### Source material

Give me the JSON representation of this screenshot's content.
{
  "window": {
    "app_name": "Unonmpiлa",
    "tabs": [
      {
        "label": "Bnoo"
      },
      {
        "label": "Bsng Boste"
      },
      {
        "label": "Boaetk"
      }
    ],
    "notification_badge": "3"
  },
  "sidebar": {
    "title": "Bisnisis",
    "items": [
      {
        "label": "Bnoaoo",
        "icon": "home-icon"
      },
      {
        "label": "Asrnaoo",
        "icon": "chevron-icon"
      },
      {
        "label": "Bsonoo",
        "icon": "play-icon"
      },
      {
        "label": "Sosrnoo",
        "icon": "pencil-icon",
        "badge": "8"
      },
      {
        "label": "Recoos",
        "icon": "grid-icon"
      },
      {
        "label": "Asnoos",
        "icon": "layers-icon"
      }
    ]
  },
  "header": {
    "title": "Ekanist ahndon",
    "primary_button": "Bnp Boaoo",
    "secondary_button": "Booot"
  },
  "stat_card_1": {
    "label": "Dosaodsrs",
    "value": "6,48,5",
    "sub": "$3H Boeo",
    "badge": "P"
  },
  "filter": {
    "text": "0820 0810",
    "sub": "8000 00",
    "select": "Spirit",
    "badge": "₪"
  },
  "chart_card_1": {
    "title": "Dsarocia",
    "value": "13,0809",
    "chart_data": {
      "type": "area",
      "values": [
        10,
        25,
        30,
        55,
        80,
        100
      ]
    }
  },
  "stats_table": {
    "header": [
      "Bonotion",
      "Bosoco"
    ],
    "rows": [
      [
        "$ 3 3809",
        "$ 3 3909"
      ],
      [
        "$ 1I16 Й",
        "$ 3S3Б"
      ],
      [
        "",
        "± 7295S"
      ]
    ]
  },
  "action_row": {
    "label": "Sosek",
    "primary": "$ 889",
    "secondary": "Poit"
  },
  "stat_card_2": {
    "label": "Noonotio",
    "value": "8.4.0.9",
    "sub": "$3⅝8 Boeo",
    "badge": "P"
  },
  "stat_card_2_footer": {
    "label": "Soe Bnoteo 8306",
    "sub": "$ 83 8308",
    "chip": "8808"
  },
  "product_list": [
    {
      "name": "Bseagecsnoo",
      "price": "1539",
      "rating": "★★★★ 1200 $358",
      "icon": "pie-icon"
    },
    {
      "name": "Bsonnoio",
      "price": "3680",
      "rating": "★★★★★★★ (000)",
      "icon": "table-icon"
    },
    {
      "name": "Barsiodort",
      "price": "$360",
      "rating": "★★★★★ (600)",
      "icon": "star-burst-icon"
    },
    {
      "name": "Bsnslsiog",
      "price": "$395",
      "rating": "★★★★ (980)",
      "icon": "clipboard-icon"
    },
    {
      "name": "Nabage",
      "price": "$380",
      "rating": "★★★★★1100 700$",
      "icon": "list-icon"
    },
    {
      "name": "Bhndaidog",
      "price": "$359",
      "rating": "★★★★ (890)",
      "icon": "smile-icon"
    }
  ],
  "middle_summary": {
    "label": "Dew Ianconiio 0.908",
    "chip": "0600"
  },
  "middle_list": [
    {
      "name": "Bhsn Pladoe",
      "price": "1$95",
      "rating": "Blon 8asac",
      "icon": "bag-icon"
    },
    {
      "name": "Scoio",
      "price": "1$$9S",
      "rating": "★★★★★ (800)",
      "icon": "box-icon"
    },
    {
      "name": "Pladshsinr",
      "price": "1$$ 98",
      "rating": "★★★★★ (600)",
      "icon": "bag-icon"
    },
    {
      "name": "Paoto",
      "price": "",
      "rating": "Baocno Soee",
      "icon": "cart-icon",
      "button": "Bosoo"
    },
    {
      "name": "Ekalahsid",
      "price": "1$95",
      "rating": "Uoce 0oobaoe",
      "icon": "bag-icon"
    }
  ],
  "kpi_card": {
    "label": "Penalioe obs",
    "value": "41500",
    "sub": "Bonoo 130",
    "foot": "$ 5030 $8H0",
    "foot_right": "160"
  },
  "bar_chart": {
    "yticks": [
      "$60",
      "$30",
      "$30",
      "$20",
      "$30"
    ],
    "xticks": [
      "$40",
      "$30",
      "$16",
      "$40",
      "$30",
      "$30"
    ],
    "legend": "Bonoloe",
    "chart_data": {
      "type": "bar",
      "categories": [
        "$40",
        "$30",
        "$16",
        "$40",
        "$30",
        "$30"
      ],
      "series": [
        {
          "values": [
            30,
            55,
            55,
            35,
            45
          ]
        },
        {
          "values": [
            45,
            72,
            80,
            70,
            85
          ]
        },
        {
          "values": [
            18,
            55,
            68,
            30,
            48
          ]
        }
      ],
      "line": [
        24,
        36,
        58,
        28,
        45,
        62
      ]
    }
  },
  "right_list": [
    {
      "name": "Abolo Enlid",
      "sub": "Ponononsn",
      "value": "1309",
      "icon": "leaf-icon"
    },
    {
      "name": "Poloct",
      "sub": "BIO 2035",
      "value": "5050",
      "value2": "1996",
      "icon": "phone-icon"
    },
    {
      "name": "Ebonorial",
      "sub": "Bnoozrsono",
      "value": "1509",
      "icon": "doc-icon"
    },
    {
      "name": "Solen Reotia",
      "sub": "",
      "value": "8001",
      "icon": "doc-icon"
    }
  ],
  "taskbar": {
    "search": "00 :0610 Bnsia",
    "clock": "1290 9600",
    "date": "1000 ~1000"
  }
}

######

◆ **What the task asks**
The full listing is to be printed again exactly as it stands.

◆ **Completed exercise**
Give me the JSON representation of this screenshot's content.
{
  "window": {
    "app_name": "Unonmpiлa",
    "tabs": [
      {
        "label": "Bnoo"
      },
      {
        "label": "Bsng Boste"
      },
      {
        "label": "Boaetk"
      }
    ],
    "notification_badge": "3"
  },
  "sidebar": {
    "title": "Bisnisis",
    "items": [
      {
        "label": "Bnoaoo",
        "icon": "home-icon"
      },
      {
        "label": "Asrnaoo",
        "icon": "chevron-icon"
      },
      {
        "label": "Bsonoo",
        "icon": "play-icon"
      },
      {
        "label": "Sosrnoo",
        "icon": "pencil-icon",
        "badge": "8"
      },
      {
        "label": "Recoos",
        "icon": "grid-icon"
      },
      {
        "label": "Asnoos",
        "icon": "layers-icon"
      }
    ]
  },
  "header": {
    "title": "Ekanist ahndon",
    "primary_button": "Bnp Boaoo",
    "secondary_button": "Booot"
  },
  "stat_card_1": {
    "label": "Dosaodsrs",
    "value": "6,48,5",
    "sub": "$3H Boeo",
    "badge": "P"
  },
  "filter": {
    "text": "0820 0810",
    "sub": "8000 00",
    "select": "Spirit",
    "badge": "₪"
  },
  "chart_card_1": {
    "title": "Dsarocia",
    "value": "13,0809",
    "chart_data": {
      "type": "area",
      "values": [
        10,
        25,
        30,
        55,
        80,
        100
      ]
    }
  },
  "stats_table": {
    "header": [
      "Bonotion",
      "Bosoco"
    ],
    "rows": [
      [
        "$ 3 3809",
        "$ 3 3909"
      ],
      [
        "$ 1I16 Й",
        "$ 3S3Б"
      ],
      [
        "",
        "± 7295S"
      ]
    ]
  },
  "action_row": {
    "label": "Sosek",
    "primary": "$ 889",
    "secondary": "Poit"
  },
  "stat_card_2": {
    "label": "Noonotio",
    "value": "8.4.0.9",
    "sub": "$3⅝8 Boeo",
    "badge": "P"
  },
  "stat_card_2_footer": {
    "label": "Soe Bnoteo 8306",
    "sub": "$ 83 8308",
    "chip": "8808"
  },
  "product_list": [
    {
      "name": "Bseagecsnoo",
      "price": "1539",
      "rating": "★★★★ 1200 $358",
      "icon": "pie-icon"
    },
    {
      "name": "Bsonnoio",
      "price": "3680",
      "rating": "★★★★★★★ (000)",
      "icon": "table-icon"
    },
    {
      "name": "Barsiodort",
      "price": "$360",
      "rating": "★★★★★ (600)",
      "icon": "star-burst-icon"
    },
    {
      "name": "Bsnslsiog",
      "price": "$395",
      "rating": "★★★★ (980)",
      "icon": "clipboard-icon"
    },
    {
      "name": "Nabage",
      "price": "$380",
      "rating": "★★★★★1100 700$",
      "icon": "list-icon"
    },
    {
      "name": "Bhndaidog",
      "price": "$359",
      "rating": "★★★★ (890)",
      "icon": "smile-icon"
    }
  ],
  "middle_summary": {
    "label": "Dew Ianconiio 0.908",
    "chip": "0600"
  },
  "middle_list": [
    {
      "name": "Bhsn Pladoe",
      "price": "1$95",
      "rating": "Blon 8asac",
      "icon": "bag-icon"
    },
    {
      "name": "Scoio",
      "price": "1$$9S",
      "rating": "★★★★★ (800)",
      "icon": "box-icon"
    },
    {
      "name": "Pladshsinr",
      "price": "1$$ 98",
      "rating": "★★★★★ (600)",
      "icon": "bag-icon"
    },
    {
      "name": "Paoto",
      "price": "",
      "rating": "Baocno Soee",
      "icon": "cart-icon",
      "button": "Bosoo"
    },
    {
      "name": "Ekalahsid",
      "price": "1$95",
      "rating": "Uoce 0oobaoe",
      "icon": "bag-icon"
    }
  ],
  "kpi_card": {
    "label": "Penalioe obs",
    "value": "41500",
    "sub": "Bonoo 130",
    "foot": "$ 5030 $8H0",
    "foot_right": "160"
  },
  "bar_chart": {
    "yticks": [
      "$60",
      "$30",
      "$30",
      "$20",
      "$30"
    ],
    "xticks": [
      "$40",
      "$30",
      "$16",
      "$40",
      "$30",
      "$30"
    ],
    "legend": "Bonoloe",
    "chart_data": {
      "type": "bar",
      "categories": [
        "$40",
        "$30",
        "$16",
        "$40",
        "$30",
        "$30"
      ],
      "series": [
        {
          "values": [
            30,
            55,
            55,
            35,
            45
          ]
        },
        {
          "values": [
            45,
            72,
            80,
            70,
            85
          ]
        },
        {
          "values": [
            18,
            55,
            68,
            30,
            48
          ]
        }
      ],
      "line": [
        24,
        36,
        58,
        28,
        45,
        62
      ]
    }
  },
  "right_list": [
    {
      "name": "Abolo Enlid",
      "sub": "Ponononsn",
      "value": "1309",
      "icon": "leaf-icon"
    },
    {
      "name": "Poloct",
      "sub": "BIO 2035",
      "value": "5050",
      "value2": "1996",
      "icon": "phone-icon"
    },
    {
      "name": "Ebonorial",
      "sub": "Bnoozrsono",
      "value": "1509",
      "icon": "doc-icon"
    },
    {
      "name": "Solen Reotia",
      "sub": "",
      "value": "8001",
      "icon": "doc-icon"
    }
  ],
  "taskbar": {
    "search": "00 :0610 Bnsia",
    "clock": "1290 9600",
    "date": "1000 ~1000"
  }
}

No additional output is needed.